Reproduce all the data verbatim.

Data about app and page elements
▶
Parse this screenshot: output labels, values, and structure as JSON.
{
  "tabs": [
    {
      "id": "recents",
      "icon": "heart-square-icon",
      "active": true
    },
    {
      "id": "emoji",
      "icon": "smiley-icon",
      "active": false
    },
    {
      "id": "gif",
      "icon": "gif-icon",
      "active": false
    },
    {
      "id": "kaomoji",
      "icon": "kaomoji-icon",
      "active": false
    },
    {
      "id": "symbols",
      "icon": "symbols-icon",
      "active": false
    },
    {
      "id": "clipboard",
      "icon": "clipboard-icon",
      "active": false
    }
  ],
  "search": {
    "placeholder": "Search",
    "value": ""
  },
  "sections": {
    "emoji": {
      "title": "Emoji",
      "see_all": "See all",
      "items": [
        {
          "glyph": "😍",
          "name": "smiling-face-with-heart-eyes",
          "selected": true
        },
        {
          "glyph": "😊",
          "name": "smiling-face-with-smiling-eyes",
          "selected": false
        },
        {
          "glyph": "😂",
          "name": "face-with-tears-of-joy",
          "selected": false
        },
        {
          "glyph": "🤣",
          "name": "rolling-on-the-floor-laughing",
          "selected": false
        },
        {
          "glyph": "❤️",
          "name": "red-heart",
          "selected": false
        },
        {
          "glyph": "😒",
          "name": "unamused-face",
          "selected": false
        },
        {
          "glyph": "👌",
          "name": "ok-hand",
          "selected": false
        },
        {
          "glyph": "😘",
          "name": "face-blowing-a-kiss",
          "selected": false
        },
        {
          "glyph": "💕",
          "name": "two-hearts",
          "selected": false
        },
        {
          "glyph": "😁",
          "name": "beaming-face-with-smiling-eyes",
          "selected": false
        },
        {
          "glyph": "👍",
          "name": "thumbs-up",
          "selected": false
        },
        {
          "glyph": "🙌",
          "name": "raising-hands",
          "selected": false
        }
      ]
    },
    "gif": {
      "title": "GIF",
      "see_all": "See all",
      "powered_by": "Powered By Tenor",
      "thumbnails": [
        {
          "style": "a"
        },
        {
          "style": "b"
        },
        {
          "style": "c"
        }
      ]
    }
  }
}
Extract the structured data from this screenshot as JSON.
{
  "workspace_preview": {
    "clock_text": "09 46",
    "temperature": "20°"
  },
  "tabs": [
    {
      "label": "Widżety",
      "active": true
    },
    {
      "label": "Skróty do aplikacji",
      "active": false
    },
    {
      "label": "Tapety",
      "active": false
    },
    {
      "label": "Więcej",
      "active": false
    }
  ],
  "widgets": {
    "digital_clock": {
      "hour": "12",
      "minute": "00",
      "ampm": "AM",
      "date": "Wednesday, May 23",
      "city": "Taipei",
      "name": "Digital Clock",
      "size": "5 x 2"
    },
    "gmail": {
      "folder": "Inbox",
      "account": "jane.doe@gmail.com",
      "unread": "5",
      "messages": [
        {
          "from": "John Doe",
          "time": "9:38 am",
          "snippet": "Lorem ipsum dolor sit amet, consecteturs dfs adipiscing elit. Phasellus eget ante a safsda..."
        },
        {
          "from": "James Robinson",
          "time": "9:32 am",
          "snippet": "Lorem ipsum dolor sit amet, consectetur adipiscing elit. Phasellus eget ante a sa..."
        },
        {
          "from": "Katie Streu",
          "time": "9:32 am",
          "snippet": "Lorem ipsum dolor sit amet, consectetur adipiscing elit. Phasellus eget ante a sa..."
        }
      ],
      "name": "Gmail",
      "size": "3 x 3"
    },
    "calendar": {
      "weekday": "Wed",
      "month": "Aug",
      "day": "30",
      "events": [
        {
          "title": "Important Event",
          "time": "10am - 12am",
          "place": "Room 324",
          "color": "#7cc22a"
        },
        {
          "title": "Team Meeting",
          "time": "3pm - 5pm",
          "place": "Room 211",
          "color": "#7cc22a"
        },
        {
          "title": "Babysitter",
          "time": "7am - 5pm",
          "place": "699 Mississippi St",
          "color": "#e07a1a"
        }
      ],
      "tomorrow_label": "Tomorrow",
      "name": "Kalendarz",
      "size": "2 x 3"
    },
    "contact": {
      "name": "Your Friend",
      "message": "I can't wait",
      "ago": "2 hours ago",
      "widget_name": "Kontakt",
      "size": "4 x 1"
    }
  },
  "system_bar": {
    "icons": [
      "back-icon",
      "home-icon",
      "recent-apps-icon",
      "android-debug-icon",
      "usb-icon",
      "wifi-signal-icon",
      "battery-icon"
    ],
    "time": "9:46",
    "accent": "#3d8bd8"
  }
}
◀
▶ **Answer box**
Parse this screenshot: output labels, values, and structure as JSON.
{
  "tabs": [
    {
      "id": "recents",
      "icon": "heart-square-icon",
      "active": true
    },
    {
      "id": "emoji",
      "icon": "smiley-icon",
      "active": false
    },
    {
      "id": "gif",
      "icon": "gif-icon",
      "active": false
    },
    {
      "id": "kaomoji",
      "icon": "kaomoji-icon",
      "active": false
    },
    {
      "id": "symbols",
      "icon": "symbols-icon",
      "active": false
    },
    {
      "id": "clipboard",
      "icon": "clipboard-icon",
      "active": false
    }
  ],
  "search": {
    "placeholder": "Search",
    "value": ""
  },
  "sections": {
    "emoji": {
      "title": "Emoji",
      "see_all": "See all",
      "items": [
        {
          "glyph": "😍",
          "name": "smiling-face-with-heart-eyes",
          "selected": true
        },
        {
          "glyph": "😊",
          "name": "smiling-face-with-smiling-eyes",
          "selected": false
        },
        {
          "glyph": "😂",
          "name": "face-with-tears-of-joy",
          "selected": false
        },
        {
          "glyph": "🤣",
          "name": "rolling-on-the-floor-laughing",
          "selected": false
        },
        {
          "glyph": "❤️",
          "name": "red-heart",
          "selected": false
        },
        {
          "glyph": "😒",
          "name": "unamused-face",
          "selected": false
        },
        {
          "glyph": "👌",
          "name": "ok-hand",
          "selected": false
        },
        {
          "glyph": "😘",
          "name": "face-blowing-a-kiss",
          "selected": false
        },
        {
          "glyph": "💕",
          "name": "two-hearts",
          "selected": false
        },
        {
          "glyph": "😁",
          "name": "beaming-face-with-smiling-eyes",
          "selected": false
        },
        {
          "glyph": "👍",
          "name": "thumbs-up",
          "selected": false
        },
        {
          "glyph": "🙌",
          "name": "raising-hands",
          "selected": false
        }
      ]
    },
    "gif": {
      "title": "GIF",
      "see_all": "See all",
      "powered_by": "Powered By Tenor",
      "thumbnails": [
        {
          "style": "a"
        },
        {
          "style": "b"
        },
        {
          "style": "c"
        }
      ]
    }
  }
}
Extract the structured data from this screenshot as JSON.
{
  "workspace_preview": {
    "clock_text": "09 46",
    "temperature": "20°"
  },
  "tabs": [
    {
      "label": "Widżety",
      "active": true
    },
    {
      "label": "Skróty do aplikacji",
      "active": false
    },
    {
      "label": "Tapety",
      "active": false
    },
    {
      "label": "Więcej",
      "active": false
    }
  ],
  "widgets": {
    "digital_clock": {
      "hour": "12",
      "minute": "00",
      "ampm": "AM",
      "date": "Wednesday, May 23",
      "city": "Taipei",
      "name": "Digital Clock",
      "size": "5 x 2"
    },
    "gmail": {
      "folder": "Inbox",
      "account": "jane.doe@gmail.com",
      "unread": "5",
      "messages": [
        {
          "from": "John Doe",
          "time": "9:38 am",
          "snippet": "Lorem ipsum dolor sit amet, consecteturs dfs adipiscing elit. Phasellus eget ante a safsda..."
        },
        {
          "from": "James Robinson",
          "time": "9:32 am",
          "snippet": "Lorem ipsum dolor sit amet, consectetur adipiscing elit. Phasellus eget ante a sa..."
        },
        {
          "from": "Katie Streu",
          "time": "9:32 am",
          "snippet": "Lorem ipsum dolor sit amet, consectetur adipiscing elit. Phasellus eget ante a sa..."
        }
      ],
      "name": "Gmail",
      "size": "3 x 3"
    },
    "calendar": {
      "weekday": "Wed",
      "month": "Aug",
      "day": "30",
      "events": [
        {
          "title": "Important Event",
          "time": "10am - 12am",
          "place": "Room 324",
          "color": "#7cc22a"
        },
        {
          "title": "Team Meeting",
          "time": "3pm - 5pm",
          "place": "Room 211",
          "color": "#7cc22a"
        },
        {
          "title": "Babysitter",
          "time": "7am - 5pm",
          "place": "699 Mississippi St",
          "color": "#e07a1a"
        }
      ],
      "tomorrow_label": "Tomorrow",
      "name": "Kalendarz",
      "size": "2 x 3"
    },
    "contact": {
      "name": "Your Friend",
      "message": "I can't wait",
      "ago": "2 hours ago",
      "widget_name": "Kontakt",
      "size": "4 x 1"
    }
  },
  "system_bar": {
    "icons": [
      "back-icon",
      "home-icon",
      "recent-apps-icon",
      "android-debug-icon",
      "usb-icon",
      "wifi-signal-icon",
      "battery-icon"
    ],
    "time": "9:46",
    "accent": "#3d8bd8"
  }
}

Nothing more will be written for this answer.